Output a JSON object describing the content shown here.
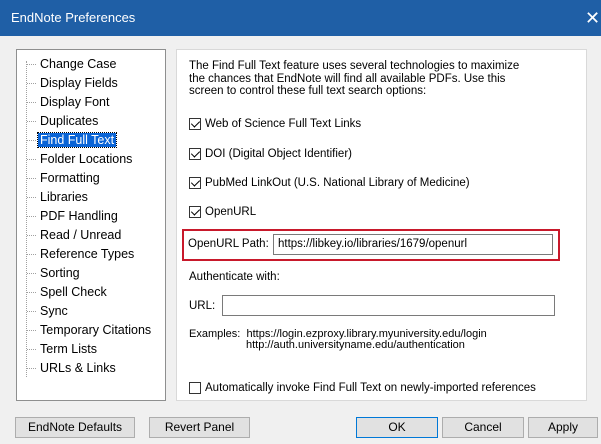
{
  "window": {
    "title": "EndNote Preferences",
    "close_glyph": "✕"
  },
  "tree": {
    "items": [
      {
        "label": "Change Case",
        "selected": false
      },
      {
        "label": "Display Fields",
        "selected": false
      },
      {
        "label": "Display Font",
        "selected": false
      },
      {
        "label": "Duplicates",
        "selected": false
      },
      {
        "label": "Find Full Text",
        "selected": true
      },
      {
        "label": "Folder Locations",
        "selected": false
      },
      {
        "label": "Formatting",
        "selected": false
      },
      {
        "label": "Libraries",
        "selected": false
      },
      {
        "label": "PDF Handling",
        "selected": false
      },
      {
        "label": "Read / Unread",
        "selected": false
      },
      {
        "label": "Reference Types",
        "selected": false
      },
      {
        "label": "Sorting",
        "selected": false
      },
      {
        "label": "Spell Check",
        "selected": false
      },
      {
        "label": "Sync",
        "selected": false
      },
      {
        "label": "Temporary Citations",
        "selected": false
      },
      {
        "label": "Term Lists",
        "selected": false
      },
      {
        "label": "URLs & Links",
        "selected": false
      }
    ]
  },
  "panel": {
    "intro": "The Find Full Text feature uses several technologies to maximize the chances that EndNote will find all available PDFs. Use this screen to control these full text search options:",
    "checkboxes": [
      {
        "label": "Web of Science Full Text Links",
        "checked": true
      },
      {
        "label": "DOI (Digital Object Identifier)",
        "checked": true
      },
      {
        "label": "PubMed LinkOut (U.S. National Library of Medicine)",
        "checked": true
      },
      {
        "label": "OpenURL",
        "checked": true
      }
    ],
    "openurl_path_label": "OpenURL Path:",
    "openurl_path_value": "https://libkey.io/libraries/1679/openurl",
    "authenticate_label": "Authenticate with:",
    "url_label": "URL:",
    "url_value": "",
    "examples_label": "Examples:",
    "examples_line1": "https://login.ezproxy.library.myuniversity.edu/login",
    "examples_line2": "http://auth.universityname.edu/authentication",
    "auto_invoke": {
      "label": "Automatically invoke Find Full Text on newly-imported references",
      "checked": false
    }
  },
  "buttons": {
    "defaults": "EndNote Defaults",
    "revert": "Revert Panel",
    "ok": "OK",
    "cancel": "Cancel",
    "apply": "Apply"
  },
  "colors": {
    "titlebar": "#1f5fa6",
    "selection": "#0a64d6",
    "highlight_border": "#c8192b"
  }
}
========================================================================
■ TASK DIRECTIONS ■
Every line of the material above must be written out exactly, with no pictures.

■ RESPONSE TO THIS TASK ■
Output a JSON object describing the content shown here.
{
  "window": {
    "title": "EndNote Preferences",
    "close_glyph": "✕"
  },
  "tree": {
    "items": [
      {
        "label": "Change Case",
        "selected": false
      },
      {
        "label": "Display Fields",
        "selected": false
      },
      {
        "label": "Display Font",
        "selected": false
      },
      {
        "label": "Duplicates",
        "selected": false
      },
      {
        "label": "Find Full Text",
        "selected": true
      },
      {
        "label": "Folder Locations",
        "selected": false
      },
      {
        "label": "Formatting",
        "selected": false
      },
      {
        "label": "Libraries",
        "selected": false
      },
      {
        "label": "PDF Handling",
        "selected": false
      },
      {
        "label": "Read / Unread",
        "selected": false
      },
      {
        "label": "Reference Types",
        "selected": false
      },
      {
        "label": "Sorting",
        "selected": false
      },
      {
        "label": "Spell Check",
        "selected": false
      },
      {
        "label": "Sync",
        "selected": false
      },
      {
        "label": "Temporary Citations",
        "selected": false
      },
      {
        "label": "Term Lists",
        "selected": false
      },
      {
        "label": "URLs & Links",
        "selected": false
      }
    ]
  },
  "panel": {
    "intro": "The Find Full Text feature uses several technologies to maximize the chances that EndNote will find all available PDFs. Use this screen to control these full text search options:",
    "checkboxes": [
      {
        "label": "Web of Science Full Text Links",
        "checked": true
      },
      {
        "label": "DOI (Digital Object Identifier)",
        "checked": true
      },
      {
        "label": "PubMed LinkOut (U.S. National Library of Medicine)",
        "checked": true
      },
      {
        "label": "OpenURL",
        "checked": true
      }
    ],
    "openurl_path_label": "OpenURL Path:",
    "openurl_path_value": "https://libkey.io/libraries/1679/openurl",
    "authenticate_label": "Authenticate with:",
    "url_label": "URL:",
    "url_value": "",
    "examples_label": "Examples:",
    "examples_line1": "https://login.ezproxy.library.myuniversity.edu/login",
    "examples_line2": "http://auth.universityname.edu/authentication",
    "auto_invoke": {
      "label": "Automatically invoke Find Full Text on newly-imported references",
      "checked": false
    }
  },
  "buttons": {
    "defaults": "EndNote Defaults",
    "revert": "Revert Panel",
    "ok": "OK",
    "cancel": "Cancel",
    "apply": "Apply"
  },
  "colors": {
    "titlebar": "#1f5fa6",
    "selection": "#0a64d6",
    "highlight_border": "#c8192b"
  }
}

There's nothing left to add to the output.